Bear in mind that cheaper winches may be more difficult to install as the wiring may not be long enough. If you also have a cheap bull bar you may run into the issue of fitting the winch in it as the bar may not be compatible.

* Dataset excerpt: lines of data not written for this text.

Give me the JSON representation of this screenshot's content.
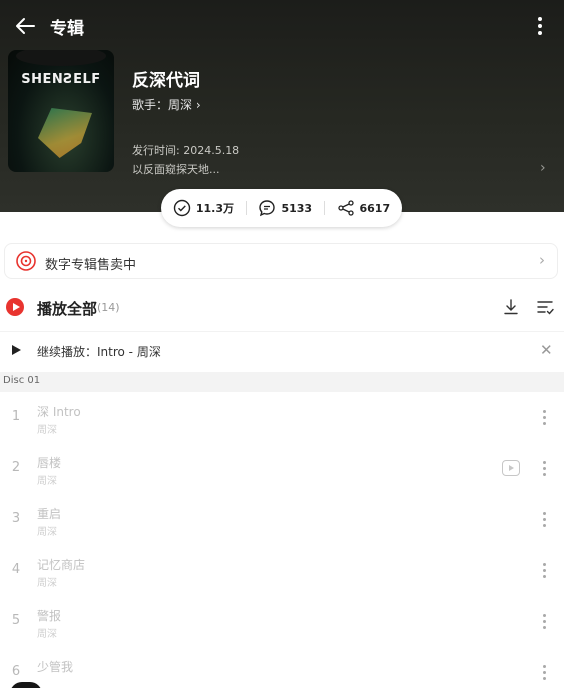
{
  "header": {
    "title": "专辑"
  },
  "album": {
    "cover_logo": "SHENƧELF",
    "name": "反深代词",
    "artist_label": "歌手：周深",
    "release": "发行时间: 2024.5.18",
    "description": "以反面窥探天地..."
  },
  "stats": {
    "collect": "11.3万",
    "comments": "5133",
    "shares": "6617"
  },
  "banner": {
    "text": "数字专辑售卖中"
  },
  "playall": {
    "label": "播放全部",
    "count": "(14)"
  },
  "continue_play": {
    "label": "继续播放：Intro - 周深"
  },
  "disc": {
    "label": "Disc 01"
  },
  "tracks": [
    {
      "num": "1",
      "title": "深 Intro",
      "artist": "周深",
      "mv": false
    },
    {
      "num": "2",
      "title": "唇楼",
      "artist": "周深",
      "mv": true
    },
    {
      "num": "3",
      "title": "重启",
      "artist": "周深",
      "mv": false
    },
    {
      "num": "4",
      "title": "记忆商店",
      "artist": "周深",
      "mv": false
    },
    {
      "num": "5",
      "title": "警报",
      "artist": "周深",
      "mv": false
    },
    {
      "num": "6",
      "title": "少管我",
      "artist": "",
      "mv": false
    }
  ],
  "colors": {
    "accent": "#e8342f",
    "hero_bg": "#262822"
  }
}
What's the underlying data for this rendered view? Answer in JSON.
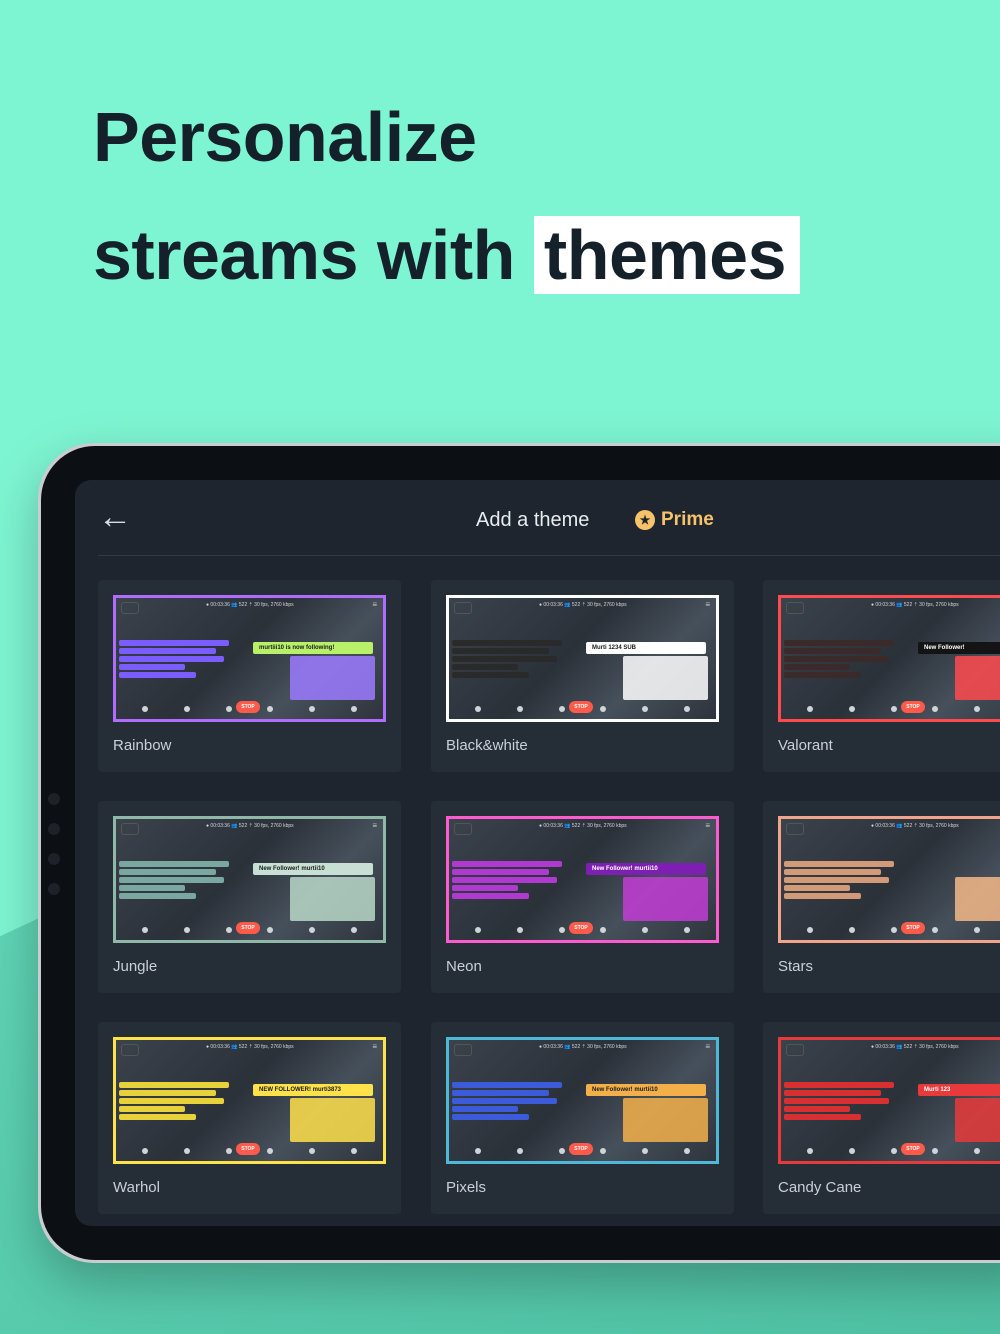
{
  "headline": {
    "line1": "Personalize",
    "line2_prefix": "streams with",
    "line2_highlight": "themes"
  },
  "screen": {
    "back_icon": "arrow-left-icon",
    "title": "Add a theme",
    "prime_label": "Prime",
    "prime_icon": "star-badge-icon"
  },
  "themes": [
    {
      "label": "Rainbow",
      "border": "#b06cff",
      "accent": "#9b7bff",
      "banner_text": "murtiii10 is now following!",
      "banner_bg": "#b8f06a",
      "chat_color": "#7b5cff"
    },
    {
      "label": "Black&white",
      "border": "#ffffff",
      "accent": "#ffffff",
      "banner_text": "Murti 1234  SUB",
      "banner_bg": "#ffffff",
      "chat_color": "#2a2a2a"
    },
    {
      "label": "Valorant",
      "border": "#ff4a4f",
      "accent": "#ff4a4f",
      "banner_text": "New Follower!",
      "banner_bg": "#141414",
      "chat_color": "#3a2a2a"
    },
    {
      "label": "Jungle",
      "border": "#8fb8a8",
      "accent": "#b8d8c8",
      "banner_text": "New Follower!  murtii10",
      "banner_bg": "#c8e0d4",
      "chat_color": "#7aa8a0"
    },
    {
      "label": "Neon",
      "border": "#ff5bd0",
      "accent": "#c23cd6",
      "banner_text": "New Follower!  murtii10",
      "banner_bg": "#7d1fb0",
      "chat_color": "#b03ad0"
    },
    {
      "label": "Stars",
      "border": "#f1a48a",
      "accent": "#f3b887",
      "banner_text": "",
      "banner_bg": "#f3b887",
      "chat_color": "#d39a78"
    },
    {
      "label": "Warhol",
      "border": "#ffe14a",
      "accent": "#ffe14a",
      "banner_text": "NEW FOLLOWER!  murti3873",
      "banner_bg": "#ffe14a",
      "chat_color": "#e8d23a"
    },
    {
      "label": "Pixels",
      "border": "#4fb8d8",
      "accent": "#f3b04a",
      "banner_text": "New Follower!  murtii10",
      "banner_bg": "#f3b04a",
      "chat_color": "#3b5bd8"
    },
    {
      "label": "Candy Cane",
      "border": "#e83a3a",
      "accent": "#e83a3a",
      "banner_text": "Murti 123",
      "banner_bg": "#e83a3a",
      "chat_color": "#d83030"
    }
  ],
  "thumb": {
    "status_text": "● 00:03:36   👥 522   ⇡ 30 fps, 2760 kbps",
    "stop_label": "STOP"
  }
}
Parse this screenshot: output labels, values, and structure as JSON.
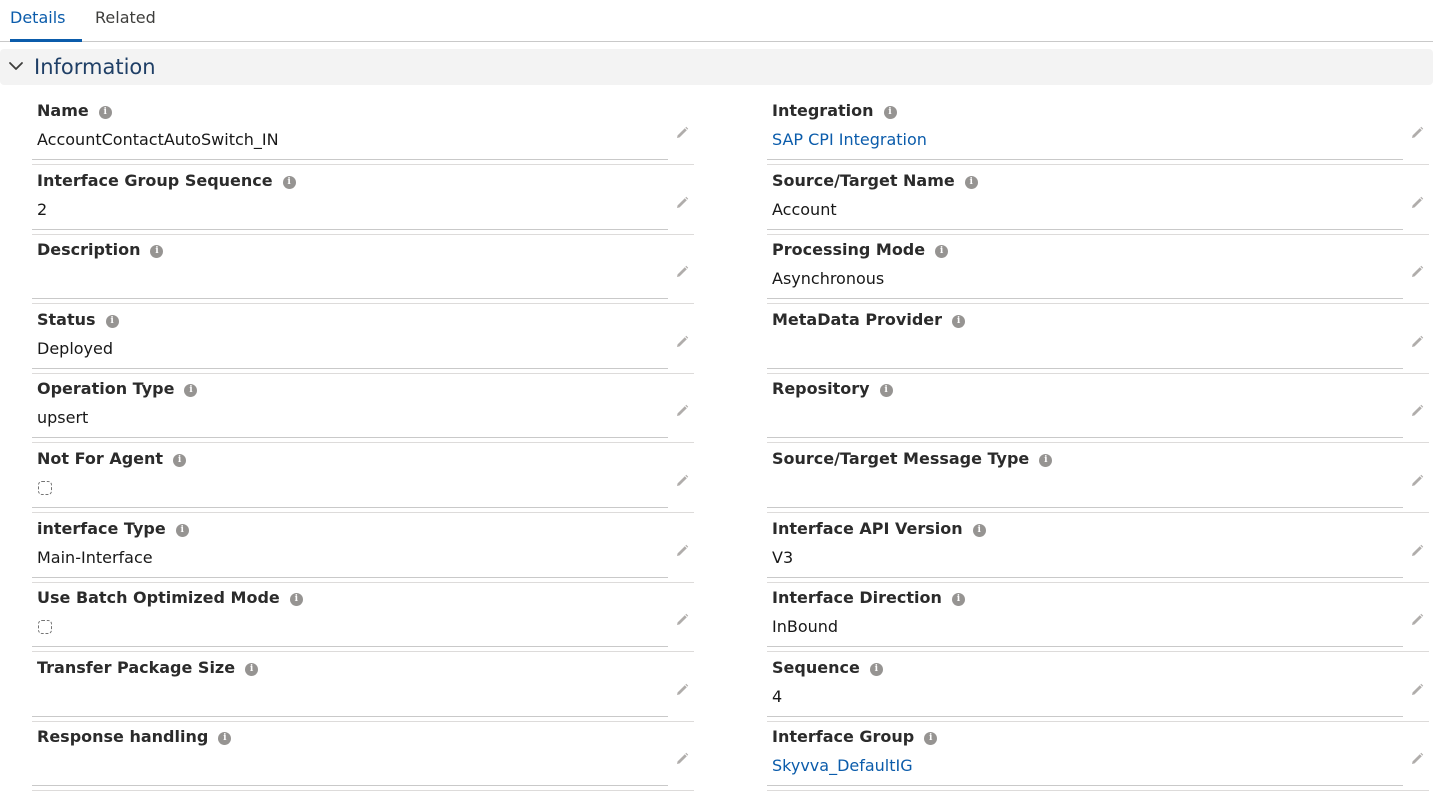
{
  "tabs": [
    {
      "label": "Details",
      "active": true
    },
    {
      "label": "Related",
      "active": false
    }
  ],
  "section": {
    "title": "Information",
    "expanded": true
  },
  "left_fields": [
    {
      "label": "Name",
      "value": "AccountContactAutoSwitch_IN",
      "type": "text"
    },
    {
      "label": "Interface Group Sequence",
      "value": "2",
      "type": "text"
    },
    {
      "label": "Description",
      "value": "",
      "type": "text"
    },
    {
      "label": "Status",
      "value": "Deployed",
      "type": "text"
    },
    {
      "label": "Operation Type",
      "value": "upsert",
      "type": "text"
    },
    {
      "label": "Not For Agent",
      "value": "",
      "type": "checkbox",
      "checked": false
    },
    {
      "label": "interface Type",
      "value": "Main-Interface",
      "type": "text"
    },
    {
      "label": "Use Batch Optimized Mode",
      "value": "",
      "type": "checkbox",
      "checked": false
    },
    {
      "label": "Transfer Package Size",
      "value": "",
      "type": "text"
    },
    {
      "label": "Response handling",
      "value": "",
      "type": "text"
    }
  ],
  "right_fields": [
    {
      "label": "Integration",
      "value": "SAP CPI Integration",
      "type": "link"
    },
    {
      "label": "Source/Target Name",
      "value": "Account",
      "type": "text"
    },
    {
      "label": "Processing Mode",
      "value": "Asynchronous",
      "type": "text"
    },
    {
      "label": "MetaData Provider",
      "value": "",
      "type": "text"
    },
    {
      "label": "Repository",
      "value": "",
      "type": "text"
    },
    {
      "label": "Source/Target Message Type",
      "value": "",
      "type": "text"
    },
    {
      "label": "Interface API Version",
      "value": "V3",
      "type": "text"
    },
    {
      "label": "Interface Direction",
      "value": "InBound",
      "type": "text"
    },
    {
      "label": "Sequence",
      "value": "4",
      "type": "text"
    },
    {
      "label": "Interface Group",
      "value": "Skyvva_DefaultIG",
      "type": "link"
    }
  ],
  "icons": {
    "info": "info-icon",
    "edit": "pencil-edit-icon",
    "section_toggle": "chevron-down-icon"
  },
  "colors": {
    "accent": "#0b5cab",
    "section_title": "#1f3f66",
    "section_bg": "#f3f3f3"
  }
}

We hope that this article has helped you grasp a better understanding of winches and how they work. What do you think? Will you be installing this crucial tool to your overlanding rig?